But wait – doesn’t this method require a judge who applies it to consistently find that affirmative action programs are permitted by the Constitution? Indeed it does. After all, the people who enacted the Fourteenth Amendment didn’t think it prohibited good, old-fashioned segregated schools, let alone affirmative action. (Legal segregation continued in America for nearly a century after the enactment of the Fourteenth Amendment – indeed Washington DC’s own schools were segregated at the time the Supreme Court declared such segregation illegal in Brown v. Board of Education).

How does Justice Scalia, principled champion of textual originalism, get around these extremely awkward historical facts? It turns out that this, too, is “easy” enough for our clever jurist: He merely declares that the people who enacted the Fourteenth Amendment were outlawing “racial discrimination.” Mysteriously, their specific expectations at the time about things like whether schools would continue to be segregated are no longer relevant.

This is one of the oldest legal tricks in the book. If you want to find a law unconstitutional, simply define the relevant constitutional text at a sufficiently high level of abstraction without regard to what the enactors of the law thought they were doing. By contrast, if you want to uphold a law against constitutional challenge, interpret the constitutional text in the narrowest historical terms.

Thus, in the context of abortion or criminalizing same sex relations, the relevant question, according to Scalia, is whether the enactors of the Fourteenth Amendment believed they were preventing restrictions on abortion or prohibiting the criminalization of same sex relations. But in the context of affirmative action, the question suddenly becomes not whether the enactors thought they were prohibiting the use of racial preferences, but whether the Fourteenth Amendment prohibits “racial discrimination,” broadly defined.

Scalia’s most stunning employment of this sort of egregious methodological flip-flopping was in Bush v. Gore – a case in which he adopted a radically anti-originalist interpretation of the Constitution that allowed him and four other Supreme Court justices to hand the 2000 presidential election to their preferred candidate.

Now an interesting question is whether Scalia has any self-awareness that his supposed dedication to textual originalism is as phony as a three-dollar bill. The degree of that dedication is invariably inversely proportional to how much he cares about the outcome of a particular case. Consider Scalia’s portrait of the sanctimonious arrogance of the “activist” judge:

He contrasted his style of interpretation with that of a colleague who tries to be true to the values of the Constitution as he applies them to a changing world. This imaginary justice goes home for dinner and tells his wife what a wonderful day he had, Scalia said.

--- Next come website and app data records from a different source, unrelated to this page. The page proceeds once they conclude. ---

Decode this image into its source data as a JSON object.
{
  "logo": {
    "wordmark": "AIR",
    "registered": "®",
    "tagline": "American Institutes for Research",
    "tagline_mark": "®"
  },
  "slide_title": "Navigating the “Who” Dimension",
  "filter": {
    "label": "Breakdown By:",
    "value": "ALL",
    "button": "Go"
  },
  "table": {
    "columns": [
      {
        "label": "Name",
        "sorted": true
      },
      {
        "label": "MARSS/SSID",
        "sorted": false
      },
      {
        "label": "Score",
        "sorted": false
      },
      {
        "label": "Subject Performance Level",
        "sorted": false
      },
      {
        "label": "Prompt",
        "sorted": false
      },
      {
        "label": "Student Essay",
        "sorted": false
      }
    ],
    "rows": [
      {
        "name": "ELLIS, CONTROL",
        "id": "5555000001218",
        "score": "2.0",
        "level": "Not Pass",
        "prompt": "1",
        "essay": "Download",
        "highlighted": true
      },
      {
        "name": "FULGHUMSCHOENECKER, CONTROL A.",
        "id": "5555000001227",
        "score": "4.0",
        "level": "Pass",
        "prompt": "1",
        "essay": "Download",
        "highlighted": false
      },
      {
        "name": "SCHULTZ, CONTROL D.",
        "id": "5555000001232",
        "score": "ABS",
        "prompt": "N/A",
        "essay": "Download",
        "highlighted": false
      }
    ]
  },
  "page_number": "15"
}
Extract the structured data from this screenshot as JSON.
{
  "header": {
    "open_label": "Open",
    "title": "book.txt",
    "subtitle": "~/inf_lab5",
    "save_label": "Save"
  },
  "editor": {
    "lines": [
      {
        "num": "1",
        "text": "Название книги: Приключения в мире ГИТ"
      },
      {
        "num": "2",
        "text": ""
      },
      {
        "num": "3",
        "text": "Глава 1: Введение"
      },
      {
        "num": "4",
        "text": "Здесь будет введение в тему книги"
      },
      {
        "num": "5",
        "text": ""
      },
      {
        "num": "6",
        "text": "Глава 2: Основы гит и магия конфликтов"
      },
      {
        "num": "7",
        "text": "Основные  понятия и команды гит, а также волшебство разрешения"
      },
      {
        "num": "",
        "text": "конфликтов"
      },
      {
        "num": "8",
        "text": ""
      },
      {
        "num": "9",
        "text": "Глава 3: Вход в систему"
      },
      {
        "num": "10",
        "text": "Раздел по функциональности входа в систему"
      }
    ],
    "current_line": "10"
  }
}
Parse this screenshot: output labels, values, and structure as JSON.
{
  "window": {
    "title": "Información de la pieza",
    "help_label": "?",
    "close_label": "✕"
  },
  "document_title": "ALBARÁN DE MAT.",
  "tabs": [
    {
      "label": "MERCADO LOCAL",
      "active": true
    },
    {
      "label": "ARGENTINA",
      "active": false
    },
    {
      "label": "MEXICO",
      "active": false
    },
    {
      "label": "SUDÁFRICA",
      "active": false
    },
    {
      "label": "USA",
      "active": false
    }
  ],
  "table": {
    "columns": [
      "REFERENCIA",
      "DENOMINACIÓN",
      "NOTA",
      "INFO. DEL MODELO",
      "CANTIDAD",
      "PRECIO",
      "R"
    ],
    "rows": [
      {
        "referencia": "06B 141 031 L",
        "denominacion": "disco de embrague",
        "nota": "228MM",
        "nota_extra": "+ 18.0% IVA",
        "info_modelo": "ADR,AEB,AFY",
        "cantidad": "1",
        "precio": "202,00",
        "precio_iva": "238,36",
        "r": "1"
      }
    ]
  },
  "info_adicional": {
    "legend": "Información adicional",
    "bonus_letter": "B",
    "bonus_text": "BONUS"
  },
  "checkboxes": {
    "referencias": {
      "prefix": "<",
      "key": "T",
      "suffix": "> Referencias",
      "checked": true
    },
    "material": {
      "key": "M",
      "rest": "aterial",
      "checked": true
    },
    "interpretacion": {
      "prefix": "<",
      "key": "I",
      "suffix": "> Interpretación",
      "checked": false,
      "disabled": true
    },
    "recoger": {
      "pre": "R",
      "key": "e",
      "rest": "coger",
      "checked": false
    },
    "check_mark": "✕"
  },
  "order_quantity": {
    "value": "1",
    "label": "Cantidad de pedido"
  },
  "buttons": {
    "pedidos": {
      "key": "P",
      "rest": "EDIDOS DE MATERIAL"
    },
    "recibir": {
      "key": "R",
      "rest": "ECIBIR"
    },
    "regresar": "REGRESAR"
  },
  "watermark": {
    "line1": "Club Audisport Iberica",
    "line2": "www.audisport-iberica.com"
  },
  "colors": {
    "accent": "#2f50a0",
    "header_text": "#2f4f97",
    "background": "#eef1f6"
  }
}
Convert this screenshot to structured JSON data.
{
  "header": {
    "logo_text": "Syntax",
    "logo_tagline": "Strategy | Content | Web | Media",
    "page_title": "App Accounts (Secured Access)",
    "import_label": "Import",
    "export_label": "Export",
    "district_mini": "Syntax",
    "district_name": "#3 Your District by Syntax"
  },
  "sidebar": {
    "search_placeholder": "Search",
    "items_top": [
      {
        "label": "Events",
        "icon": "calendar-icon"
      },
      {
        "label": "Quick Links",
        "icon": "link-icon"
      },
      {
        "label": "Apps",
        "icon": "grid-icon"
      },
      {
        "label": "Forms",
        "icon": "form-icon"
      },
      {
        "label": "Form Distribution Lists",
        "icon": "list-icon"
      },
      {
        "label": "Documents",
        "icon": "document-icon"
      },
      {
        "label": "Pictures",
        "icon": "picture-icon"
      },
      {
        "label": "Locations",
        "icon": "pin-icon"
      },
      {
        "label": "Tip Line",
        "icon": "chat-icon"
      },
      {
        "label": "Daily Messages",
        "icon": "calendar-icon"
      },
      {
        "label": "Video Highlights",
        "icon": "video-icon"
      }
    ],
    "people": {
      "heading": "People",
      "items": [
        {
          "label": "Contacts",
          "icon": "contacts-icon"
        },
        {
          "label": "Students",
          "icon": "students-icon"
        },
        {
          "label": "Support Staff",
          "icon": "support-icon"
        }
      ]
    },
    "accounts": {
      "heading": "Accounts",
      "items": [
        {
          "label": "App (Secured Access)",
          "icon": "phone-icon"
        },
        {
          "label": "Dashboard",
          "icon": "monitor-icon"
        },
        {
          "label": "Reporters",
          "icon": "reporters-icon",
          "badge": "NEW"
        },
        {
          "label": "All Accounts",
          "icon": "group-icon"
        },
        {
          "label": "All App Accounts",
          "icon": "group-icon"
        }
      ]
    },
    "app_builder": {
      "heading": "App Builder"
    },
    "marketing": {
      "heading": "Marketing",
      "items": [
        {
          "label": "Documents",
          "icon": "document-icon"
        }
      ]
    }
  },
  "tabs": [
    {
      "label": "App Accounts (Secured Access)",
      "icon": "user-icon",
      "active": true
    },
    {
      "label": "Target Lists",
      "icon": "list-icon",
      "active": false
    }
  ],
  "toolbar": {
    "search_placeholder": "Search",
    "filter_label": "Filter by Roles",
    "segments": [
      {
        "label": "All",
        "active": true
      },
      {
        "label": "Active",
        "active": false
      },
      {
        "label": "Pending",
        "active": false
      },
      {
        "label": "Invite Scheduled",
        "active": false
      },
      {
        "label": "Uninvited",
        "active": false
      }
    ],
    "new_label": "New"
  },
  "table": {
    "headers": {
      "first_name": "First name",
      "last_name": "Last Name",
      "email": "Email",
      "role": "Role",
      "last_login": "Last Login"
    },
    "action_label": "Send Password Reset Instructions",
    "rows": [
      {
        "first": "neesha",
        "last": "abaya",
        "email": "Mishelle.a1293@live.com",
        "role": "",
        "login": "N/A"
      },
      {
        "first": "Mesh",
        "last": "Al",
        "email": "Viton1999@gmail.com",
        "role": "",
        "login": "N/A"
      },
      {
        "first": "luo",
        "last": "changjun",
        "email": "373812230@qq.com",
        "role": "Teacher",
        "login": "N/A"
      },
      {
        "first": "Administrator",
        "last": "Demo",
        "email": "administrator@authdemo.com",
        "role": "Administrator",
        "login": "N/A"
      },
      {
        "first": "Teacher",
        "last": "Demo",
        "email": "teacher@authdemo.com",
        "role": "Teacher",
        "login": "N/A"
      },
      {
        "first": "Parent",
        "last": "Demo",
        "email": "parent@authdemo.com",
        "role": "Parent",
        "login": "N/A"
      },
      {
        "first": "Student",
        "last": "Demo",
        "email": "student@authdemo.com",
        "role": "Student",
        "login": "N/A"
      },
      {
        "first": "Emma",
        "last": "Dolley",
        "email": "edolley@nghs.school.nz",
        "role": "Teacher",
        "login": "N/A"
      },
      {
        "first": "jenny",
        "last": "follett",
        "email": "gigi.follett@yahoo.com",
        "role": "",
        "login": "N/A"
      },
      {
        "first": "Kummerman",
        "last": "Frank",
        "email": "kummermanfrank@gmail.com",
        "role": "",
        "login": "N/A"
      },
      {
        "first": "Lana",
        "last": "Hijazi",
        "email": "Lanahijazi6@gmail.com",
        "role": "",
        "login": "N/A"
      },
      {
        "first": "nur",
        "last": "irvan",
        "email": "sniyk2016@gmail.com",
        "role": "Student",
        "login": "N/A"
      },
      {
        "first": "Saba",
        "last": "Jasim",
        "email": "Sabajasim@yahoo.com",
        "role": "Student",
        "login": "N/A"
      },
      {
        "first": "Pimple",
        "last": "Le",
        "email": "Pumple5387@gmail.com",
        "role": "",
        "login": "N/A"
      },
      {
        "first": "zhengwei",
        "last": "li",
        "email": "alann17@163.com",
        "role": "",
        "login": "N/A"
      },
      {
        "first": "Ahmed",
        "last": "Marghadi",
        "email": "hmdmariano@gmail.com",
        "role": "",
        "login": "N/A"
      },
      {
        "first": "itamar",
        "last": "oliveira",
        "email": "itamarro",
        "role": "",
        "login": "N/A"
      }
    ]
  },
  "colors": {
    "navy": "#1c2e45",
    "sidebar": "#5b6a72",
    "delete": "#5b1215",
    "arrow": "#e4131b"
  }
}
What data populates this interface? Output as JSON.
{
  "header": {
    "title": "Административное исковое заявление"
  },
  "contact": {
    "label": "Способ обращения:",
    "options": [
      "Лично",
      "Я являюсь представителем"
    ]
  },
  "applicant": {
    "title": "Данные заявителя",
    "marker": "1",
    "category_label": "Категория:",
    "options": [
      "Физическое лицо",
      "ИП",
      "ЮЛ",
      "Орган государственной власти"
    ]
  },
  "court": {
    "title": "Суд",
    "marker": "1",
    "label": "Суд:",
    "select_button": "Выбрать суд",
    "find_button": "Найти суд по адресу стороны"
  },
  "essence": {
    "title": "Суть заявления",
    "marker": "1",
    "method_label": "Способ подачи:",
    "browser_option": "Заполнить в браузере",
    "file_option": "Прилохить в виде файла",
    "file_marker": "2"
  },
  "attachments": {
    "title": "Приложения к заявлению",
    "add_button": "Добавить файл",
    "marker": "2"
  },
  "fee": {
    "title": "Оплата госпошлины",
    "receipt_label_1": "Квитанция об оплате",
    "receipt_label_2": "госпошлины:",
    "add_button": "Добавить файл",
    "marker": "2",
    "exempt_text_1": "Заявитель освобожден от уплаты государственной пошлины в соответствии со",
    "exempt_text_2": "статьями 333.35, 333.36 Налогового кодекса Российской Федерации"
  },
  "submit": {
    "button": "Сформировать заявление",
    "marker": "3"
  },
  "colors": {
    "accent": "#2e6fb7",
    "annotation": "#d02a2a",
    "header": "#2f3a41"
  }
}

This imaginary justice, Scalia continued, announces that it turns out “the Constitution means exactly what I think it ought to mean.” No kidding.

That Justice Scalia can say such things with no hint of irony tells us quite a bit about sanctimony, arrogance and activist judging.